In partnership with Ford and State Farm Insurance, we have begun development of a next-generation automated vehicle. On the University of Michigan side, the principal investigators are Ryan Eustice and Edwin Olson. Michigan is taking a leading role on sensing and decision-making.

APRIL Camera Calibration Suite

AprilCal

The APRIL camera calibration suite is now available as part of the APRIL Robotics Toolkit. This interactive tool uses the current calibration state to suggest the position of the target in the next image.

AprilCal yields more reliable and accurate camera calibrations compared to alternatives such as OpenCV. A 2D grid of AprilTags is used for calibration, removing the need for observing the entire calibration target for detection. In addition to single-camera calibration, AprilCal also supports multi-camera calibration (without interactive suggestions).

Check out this demo video for more details.

Learning convolutional filters for interest point detection

Sample convolutional filters

Interest point detection is often the first step in a computer vision pipeline, reducing a raw image to a small set of key points for tasks like tracking across time in a video. These interest point detectors are typically hand-designed with the goal of maximizing a measure like repeatability of detection across viewpoint changes, a stand-in for full-system performance. Vision pipelines are typically complex, however, and differ in subtle ways. By automatically learning feature detectors, we hope to improve application performance and learn more about the properties of the top-performing detectors.

We show that it is possible to automatically learn feature detectors that perform as well as some of the best hand-designed alternatives. Our application is that of stereo Visual Odometry, with ground truth computed by instrumenting the environment with 2D fiducial markers known as AprilTags. We learn convolutional filters for interest point detection, which lead naturally to fast extraction methods that can take advantage of SIMD parallelism.

MAGIC 2010

Team Michigan

The APRIL laboratory won the Multi Autonomous Ground Robot International Challenge (MAGIC) Robotics competition, besting 22 other teams from around the world. To do this, we developed a team of robots that can explore an urban environment(indoors and outdoors), identify and track people, and identify objects of interest.

See our MAGIC 2010 team page for more details.

Automated Grade Crossing Safety Inspection

Humped crossing profile

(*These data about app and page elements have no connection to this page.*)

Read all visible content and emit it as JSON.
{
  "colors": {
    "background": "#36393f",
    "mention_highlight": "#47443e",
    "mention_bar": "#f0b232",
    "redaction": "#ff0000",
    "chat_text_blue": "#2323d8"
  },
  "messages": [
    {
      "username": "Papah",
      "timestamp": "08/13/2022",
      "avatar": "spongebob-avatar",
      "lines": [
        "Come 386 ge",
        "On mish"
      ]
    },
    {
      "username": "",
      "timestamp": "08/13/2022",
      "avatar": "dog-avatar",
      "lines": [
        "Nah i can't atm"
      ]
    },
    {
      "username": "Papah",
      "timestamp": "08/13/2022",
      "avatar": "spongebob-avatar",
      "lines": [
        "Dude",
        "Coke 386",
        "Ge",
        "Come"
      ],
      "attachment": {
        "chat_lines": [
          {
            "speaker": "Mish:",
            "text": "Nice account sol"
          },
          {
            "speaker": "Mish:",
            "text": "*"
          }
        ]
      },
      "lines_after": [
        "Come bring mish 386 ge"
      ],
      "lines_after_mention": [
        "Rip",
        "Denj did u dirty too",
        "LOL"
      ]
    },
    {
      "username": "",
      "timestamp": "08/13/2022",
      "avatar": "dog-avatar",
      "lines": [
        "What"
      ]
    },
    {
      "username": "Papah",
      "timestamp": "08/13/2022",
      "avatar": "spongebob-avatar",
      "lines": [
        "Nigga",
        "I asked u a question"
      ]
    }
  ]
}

A grade crossing is a crossing of a railway line and a motor road. In 2009 alone there were 248 deaths and 682 injuries at grade crossings in the United States. Factors like the elevation profile of a crossing or the environment and foliage around the crossing can render it unsafe. Often, vehicles with low ground clearance bottom out on a crossing with a humped elevation profile. Excessive foliage around the crossing can obstruct the visibility of an approaching train, reducing the time a driver has to stop. Hence ensuring safety requires regular monitoring and timely maintenance of grade crossings across the country.

We are building systems that will automatically determine whether a grade crossing is unsafe. Our system builds a 3D model of a grade crossing using LIDAR and camera data, from which it can measure the critical safety parameters of the crossing.

Graph-based segmentation of colored 3D point clouds

Graph-based segmentation steps

Robots navigating and interpreting a complex environment depend both on its spatial layout and its appearance. Traditional sensors measure either spatial information (e.g. laser scanners) or appearance (e.g. cameras). We enable the creation of a rich 3D data source which combines spatial and color information by accurately co-registering a camera with an actuated planar laser scanner.

Segmentation is an important pre-processing step necessary for enabling both high-level object identification and terrain classification. We demonstrate a novel segmentation method which can deal correctly with joint color and spatial information. Our method works on both indoor and outdoor scenes and produces segments which can include gradient regions and areas of uniform variance.